  • Fill the tank if oil level is less than 1/4 or use diesel fuel until a delivery is made to your home.
  • Push the reset button that is attached to the burner.
  • Check for puddles of water on the floor underneath the burner.
  • Black smoke shouldn’t be coming from the burner.
  • The flame is yellow instead of blue because the soot is burning with the oil.

How Do I Get the Boiler To Work?

The most common problem that will keep the burner from coming on is because the heating oil or diesel fuel has just been put in the tank and the line needs to be opened.

The burner has to be primed like a car engine when gas has just been added to the gas tank. The user’s manual has a description and the location where the bleeder valve is located. If a manual is not handy at the time, depending on the make and model of your burner the bleeder can be located on the top, side or bottom of the boiler.

The tools you need for repair are; a pair of gloves; a hard brush to clean the soot off and out of the bowl; wrenches to remove bolts and nuts; a small container to place under the bleeder valve; a short length of hose; rags to wipe up the oil and water; a portable light and a vacuum cleaner with a long nozzle attachment.
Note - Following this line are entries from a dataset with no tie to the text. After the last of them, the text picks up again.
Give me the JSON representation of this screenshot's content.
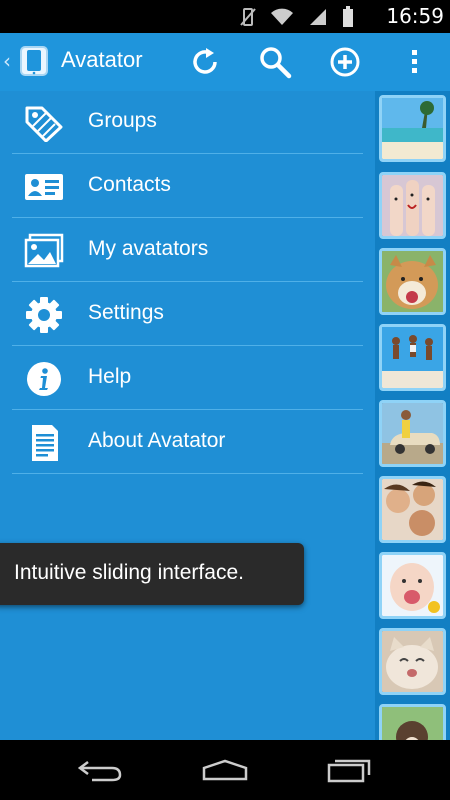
{
  "status_bar": {
    "time": "16:59",
    "icons": [
      "vibrate-off-icon",
      "wifi-icon",
      "signal-icon",
      "battery-icon"
    ]
  },
  "action_bar": {
    "title": "Avatator",
    "actions": [
      "refresh-icon",
      "search-icon",
      "add-icon",
      "overflow-icon"
    ],
    "color": "#1f95dc"
  },
  "drawer": {
    "color": "#1f8fd5",
    "items": [
      {
        "label": "Groups",
        "icon": "tag-icon"
      },
      {
        "label": "Contacts",
        "icon": "contact-card-icon"
      },
      {
        "label": "My avatators",
        "icon": "picture-icon"
      },
      {
        "label": "Settings",
        "icon": "gear-icon"
      },
      {
        "label": "Help",
        "icon": "info-icon"
      },
      {
        "label": "About Avatator",
        "icon": "document-icon"
      }
    ]
  },
  "thumbnails": [
    "beach",
    "finger-faces",
    "dog",
    "jumping-people",
    "car-woman",
    "friends",
    "baby",
    "cat",
    "dog-outdoors"
  ],
  "toast": {
    "text": "Intuitive sliding interface."
  },
  "nav_bar": {
    "buttons": [
      "back-icon",
      "home-icon",
      "recents-icon"
    ]
  }
}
This may sound hard, but it’s really easy.

This Operation is called Bleeding the Oil Line

  1. Locate the red restart button on the boiler.
  2. The bleeder is attached to the burner and is a very small valve with an opening in the top with a bolt at the bottom of the valve.
  3. Lay down the rags under the bleeder to catch the spills.
  4. Take the wrench and place it on the bolt of the bleeder. Don’t turn the wrench yet.
  5. Place the hose on the bleeder and into the can or place the container under the bleeder.
  6. Turn the bolt counter clock wise until the valve is open.
  7. Set the thermostat higher than normal, at least ten to fifteen degrees.
  8. Let the air and air bubbles run through the hose or into the container until you see that the oil is clear.
  9. If the bleeder valve stops, wait 45 seconds and press the restart button.
  10. Close the bleeder valve and the boiler will start.

How to Check for other Problems

  • You’re going to look inside the boiler.
  • Turn the switch off and let it cool down before starting to work on the boiler.
  • Remove the front panel of the boiler and set it aside.
  • Behind the front panel is a door, just pull it open.
  • You will see soot caked inside the bowl.
  • If the bowl is cracked, do not use cement to repair the bowl. The bowl is made of materials to stand the excessive heat of the boiler. The cement will eventually crack and crumble inside the bowl. Replacing the bowl is the safest way to avoid other problems, including starting a fire.
  • Attach a long neck hose to the vacuum cleaner and remove the soot which is causing the black smoke.
  • Brush the soot off the side panels and the inside of the pipe that connects to the outside of your home.
  • Change the small faucet on the bottom of the boiler. It will leak after a period of time and will leave water on the floor.
  • If there is a problem with the nozzle, changing the filters, electrodes, igniter or the motor, call a professional technician to correct the problem.

How to Maintain the Health of Your Oil Burner

Before the season changes into cold weather:

  • Fill the tank with oil.
  • Have two five-gallon containers on hand to fill with diesel oil in case of emergencies.
  • Make sure the radiators are bled so the heat will flow freely and all vents are free of dust and other debris.

Schedule a yearly service for your oil boiler. Taking steps to head off costly repairs will increase the life span of your burner and lower your energy costs.